This is good because it acknowledges that not every state is starting from the same place — some states already do have quite stringent emissions standards — and also that each state has a different technological path to cut emissions — sunny states will lean towards solar investments, for example. The White House has put together a series of fact sheets for each state with detailed information about the advantages each state brings to the table.
But this is also where it gets tricky. Flexibility is important, but the concern is that by leaving it up to the states, some of the action will get bogged down in politicised debates about how best to achieve the goal. However, it's definitely possible: Here's a detailed roadmap showing how all 50 states could do it.
This proposal to switch all energy in the US to renewable sources by 2050 is by Mark Z. Jacobson, a civil and environmental engineer who heads up Stanford's Atmosphere and Energy Program
Obama was also smart to frame the plan not as a climate change solution — which always makes people's eyes glaze over and/or fight about the facts — but as a solution to other problems the country is facing. Switching to renewable energy will aid national security, fix the economy, and most importantly, improve public health. It will save the typical American consumer money — up to $US85/year, says the administration.

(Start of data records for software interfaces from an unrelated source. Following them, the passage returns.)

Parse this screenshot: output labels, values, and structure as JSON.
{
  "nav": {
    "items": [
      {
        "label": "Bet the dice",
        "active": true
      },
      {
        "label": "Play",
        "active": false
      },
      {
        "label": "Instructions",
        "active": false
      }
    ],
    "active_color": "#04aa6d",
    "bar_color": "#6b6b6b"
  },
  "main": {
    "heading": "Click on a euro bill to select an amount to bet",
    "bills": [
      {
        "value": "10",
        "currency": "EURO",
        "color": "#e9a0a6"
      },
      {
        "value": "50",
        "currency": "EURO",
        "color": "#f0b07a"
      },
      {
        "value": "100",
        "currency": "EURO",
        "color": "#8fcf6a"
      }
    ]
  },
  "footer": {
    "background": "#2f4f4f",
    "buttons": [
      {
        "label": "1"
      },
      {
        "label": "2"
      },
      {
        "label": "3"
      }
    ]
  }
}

For those who are worried how the plan will affect the traditional energy industry, Obama claims that a growing renewable energy industry will create even more jobs.
It's Not Just About the Economy, Though
Even stronger is the social case for clean energy. Obama's team has been working closely with the Environmental Protection Agency to tie the plan directly to healthcare issues, demonstrating how it will prevent premature deaths from exposure to coal plants and protect children from developing childhood asthma. In a statement that garnered some of the loudest applause in the entire announcement, Obama reiterated something well-known about "dirty energy" (and he did say "dirty energy" at least once): It has been proven to hurt the US's low-income and minority populations the most.
The EPA is touting the health benefits of additional pollution reduction, via EPA
And that's another important thing to remember. Obama has proposed a few other pieces of his climate legislation aimed at cutting all greenhouse gas emissions by 26-28 per cent by 2025. These would specifically impact everyday life for many Americans, like new vehicle emissions standards, a solar training program, and way to help the coal industry make the transition to renewable energy. With the EPA finalising today's rule, one part of the plan is moving forward. But it obviously needs more comprehensive support.
In his statement today, Obama said that China was introducing stricter emissions regulations because of the rules that the US was putting in place. Whether to not that proves to be true, it does point to the fact that this is a global effort where the US has a lot of influence. In December, leaders will convene at the COP 21 conference to continue international climate talks. For the first time, the US will have a chance to be a leader in this conversation.
Picture: AP Photo/Carolyn Kaster, File